Data supplied Start Marker
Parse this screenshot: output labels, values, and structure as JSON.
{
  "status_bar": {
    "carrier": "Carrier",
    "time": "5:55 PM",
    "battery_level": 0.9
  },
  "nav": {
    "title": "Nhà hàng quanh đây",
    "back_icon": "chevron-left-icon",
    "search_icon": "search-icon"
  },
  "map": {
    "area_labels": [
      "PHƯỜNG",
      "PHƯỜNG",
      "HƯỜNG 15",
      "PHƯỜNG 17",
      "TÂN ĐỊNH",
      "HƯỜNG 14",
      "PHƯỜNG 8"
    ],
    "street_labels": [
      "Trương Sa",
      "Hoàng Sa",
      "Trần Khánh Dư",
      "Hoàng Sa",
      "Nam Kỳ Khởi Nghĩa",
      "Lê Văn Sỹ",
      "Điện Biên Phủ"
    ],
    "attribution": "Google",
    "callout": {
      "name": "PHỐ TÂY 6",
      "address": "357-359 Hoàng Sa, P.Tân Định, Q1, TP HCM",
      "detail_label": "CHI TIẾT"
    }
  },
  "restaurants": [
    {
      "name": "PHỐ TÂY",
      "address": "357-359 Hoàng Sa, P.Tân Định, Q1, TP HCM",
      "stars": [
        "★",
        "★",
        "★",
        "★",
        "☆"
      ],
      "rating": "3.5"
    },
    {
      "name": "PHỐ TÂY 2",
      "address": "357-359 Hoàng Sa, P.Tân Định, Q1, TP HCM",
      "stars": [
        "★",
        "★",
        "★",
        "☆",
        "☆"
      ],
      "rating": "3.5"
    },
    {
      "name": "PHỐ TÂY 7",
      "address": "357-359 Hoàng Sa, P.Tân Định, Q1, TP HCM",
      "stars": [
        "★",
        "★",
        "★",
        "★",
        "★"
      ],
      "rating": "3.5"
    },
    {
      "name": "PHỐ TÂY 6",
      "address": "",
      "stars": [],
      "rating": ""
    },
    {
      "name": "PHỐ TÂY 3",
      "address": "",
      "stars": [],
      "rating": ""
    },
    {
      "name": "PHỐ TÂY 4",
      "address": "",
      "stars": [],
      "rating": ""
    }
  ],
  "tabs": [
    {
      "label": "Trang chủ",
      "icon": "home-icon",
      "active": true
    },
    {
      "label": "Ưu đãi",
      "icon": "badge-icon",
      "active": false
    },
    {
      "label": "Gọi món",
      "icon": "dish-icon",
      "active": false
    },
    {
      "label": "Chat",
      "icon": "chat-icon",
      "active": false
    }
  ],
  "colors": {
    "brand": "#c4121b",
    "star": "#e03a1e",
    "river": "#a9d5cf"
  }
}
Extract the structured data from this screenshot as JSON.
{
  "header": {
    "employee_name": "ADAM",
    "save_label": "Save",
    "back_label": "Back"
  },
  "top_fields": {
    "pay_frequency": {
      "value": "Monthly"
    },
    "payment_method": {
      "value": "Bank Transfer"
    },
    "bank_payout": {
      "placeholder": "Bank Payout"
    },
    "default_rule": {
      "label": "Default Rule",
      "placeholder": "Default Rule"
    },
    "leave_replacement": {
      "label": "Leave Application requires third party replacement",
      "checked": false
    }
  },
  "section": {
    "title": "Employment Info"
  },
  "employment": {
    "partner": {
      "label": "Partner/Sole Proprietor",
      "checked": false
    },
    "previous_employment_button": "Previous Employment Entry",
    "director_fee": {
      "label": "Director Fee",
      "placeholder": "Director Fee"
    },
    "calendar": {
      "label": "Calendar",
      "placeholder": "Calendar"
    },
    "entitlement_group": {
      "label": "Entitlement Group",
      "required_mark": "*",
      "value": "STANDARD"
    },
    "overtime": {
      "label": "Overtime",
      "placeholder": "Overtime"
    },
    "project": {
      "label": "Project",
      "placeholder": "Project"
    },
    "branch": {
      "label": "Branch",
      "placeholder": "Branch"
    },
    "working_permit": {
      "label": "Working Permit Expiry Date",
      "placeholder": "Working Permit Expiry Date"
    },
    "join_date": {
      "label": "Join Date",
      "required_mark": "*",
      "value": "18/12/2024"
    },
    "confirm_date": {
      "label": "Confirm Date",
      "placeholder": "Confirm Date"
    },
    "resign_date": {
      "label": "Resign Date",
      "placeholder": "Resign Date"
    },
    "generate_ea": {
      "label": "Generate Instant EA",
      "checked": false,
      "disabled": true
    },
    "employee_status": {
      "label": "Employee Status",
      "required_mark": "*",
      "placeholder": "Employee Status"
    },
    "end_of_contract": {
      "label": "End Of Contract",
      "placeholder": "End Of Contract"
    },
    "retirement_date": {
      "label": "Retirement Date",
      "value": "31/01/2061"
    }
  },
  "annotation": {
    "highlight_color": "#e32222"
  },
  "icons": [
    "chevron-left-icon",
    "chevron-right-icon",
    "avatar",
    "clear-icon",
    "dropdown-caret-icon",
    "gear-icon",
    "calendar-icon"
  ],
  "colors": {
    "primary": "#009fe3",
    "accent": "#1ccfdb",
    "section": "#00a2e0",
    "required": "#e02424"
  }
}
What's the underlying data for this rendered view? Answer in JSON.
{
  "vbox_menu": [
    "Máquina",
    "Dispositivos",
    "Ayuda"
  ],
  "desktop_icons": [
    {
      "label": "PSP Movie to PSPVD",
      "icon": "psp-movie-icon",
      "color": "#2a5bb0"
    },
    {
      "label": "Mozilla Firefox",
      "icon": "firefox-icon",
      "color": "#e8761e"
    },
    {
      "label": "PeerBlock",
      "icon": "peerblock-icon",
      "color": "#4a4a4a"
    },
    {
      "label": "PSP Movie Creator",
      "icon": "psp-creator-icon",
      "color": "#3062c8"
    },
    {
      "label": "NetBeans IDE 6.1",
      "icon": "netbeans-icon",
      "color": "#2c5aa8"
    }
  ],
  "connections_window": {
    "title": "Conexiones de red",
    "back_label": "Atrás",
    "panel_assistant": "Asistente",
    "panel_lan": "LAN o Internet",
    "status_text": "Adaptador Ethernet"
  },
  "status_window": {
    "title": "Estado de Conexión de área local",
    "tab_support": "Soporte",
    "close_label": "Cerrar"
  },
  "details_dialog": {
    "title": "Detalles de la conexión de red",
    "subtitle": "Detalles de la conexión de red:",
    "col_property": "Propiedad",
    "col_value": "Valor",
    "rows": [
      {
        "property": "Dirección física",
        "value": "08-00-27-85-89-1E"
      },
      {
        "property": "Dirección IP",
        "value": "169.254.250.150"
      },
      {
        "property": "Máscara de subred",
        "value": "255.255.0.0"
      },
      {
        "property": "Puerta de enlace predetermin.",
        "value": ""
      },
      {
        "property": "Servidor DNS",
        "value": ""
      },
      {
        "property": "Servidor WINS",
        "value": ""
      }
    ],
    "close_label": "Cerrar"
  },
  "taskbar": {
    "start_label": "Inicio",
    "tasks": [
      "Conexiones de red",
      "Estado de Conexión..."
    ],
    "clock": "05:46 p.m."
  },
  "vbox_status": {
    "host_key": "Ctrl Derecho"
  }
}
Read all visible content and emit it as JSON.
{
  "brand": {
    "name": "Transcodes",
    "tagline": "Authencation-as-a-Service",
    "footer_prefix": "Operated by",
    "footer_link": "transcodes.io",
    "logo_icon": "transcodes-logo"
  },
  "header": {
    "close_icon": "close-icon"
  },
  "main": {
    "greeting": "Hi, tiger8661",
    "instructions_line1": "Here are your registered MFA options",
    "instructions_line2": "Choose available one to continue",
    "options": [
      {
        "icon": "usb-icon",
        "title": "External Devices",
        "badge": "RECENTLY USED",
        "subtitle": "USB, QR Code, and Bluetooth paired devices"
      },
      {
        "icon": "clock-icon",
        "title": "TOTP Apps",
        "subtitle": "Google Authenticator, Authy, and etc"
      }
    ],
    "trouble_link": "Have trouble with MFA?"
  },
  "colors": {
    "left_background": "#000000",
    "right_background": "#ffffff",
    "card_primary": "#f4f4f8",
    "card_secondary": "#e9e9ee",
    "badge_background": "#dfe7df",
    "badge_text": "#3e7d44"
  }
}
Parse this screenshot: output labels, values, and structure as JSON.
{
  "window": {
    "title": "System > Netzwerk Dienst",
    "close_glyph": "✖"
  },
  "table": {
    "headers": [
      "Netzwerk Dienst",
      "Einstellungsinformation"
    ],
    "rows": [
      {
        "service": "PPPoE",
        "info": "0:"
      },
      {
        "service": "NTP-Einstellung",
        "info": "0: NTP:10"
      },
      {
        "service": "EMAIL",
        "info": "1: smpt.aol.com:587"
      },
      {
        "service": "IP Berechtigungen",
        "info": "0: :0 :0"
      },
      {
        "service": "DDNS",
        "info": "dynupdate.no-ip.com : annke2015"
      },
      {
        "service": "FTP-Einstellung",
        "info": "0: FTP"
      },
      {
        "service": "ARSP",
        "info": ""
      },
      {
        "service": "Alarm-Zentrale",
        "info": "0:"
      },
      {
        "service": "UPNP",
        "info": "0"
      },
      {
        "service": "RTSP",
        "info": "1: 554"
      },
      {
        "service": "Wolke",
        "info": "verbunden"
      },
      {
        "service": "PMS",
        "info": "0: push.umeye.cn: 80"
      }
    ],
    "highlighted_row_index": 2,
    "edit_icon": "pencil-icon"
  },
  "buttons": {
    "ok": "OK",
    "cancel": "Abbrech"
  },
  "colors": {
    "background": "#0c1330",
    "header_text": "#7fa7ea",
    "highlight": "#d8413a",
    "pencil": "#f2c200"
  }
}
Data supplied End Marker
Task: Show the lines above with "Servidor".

Answer:
        "property": "Servidor DNS",
        "property": "Servidor WINS",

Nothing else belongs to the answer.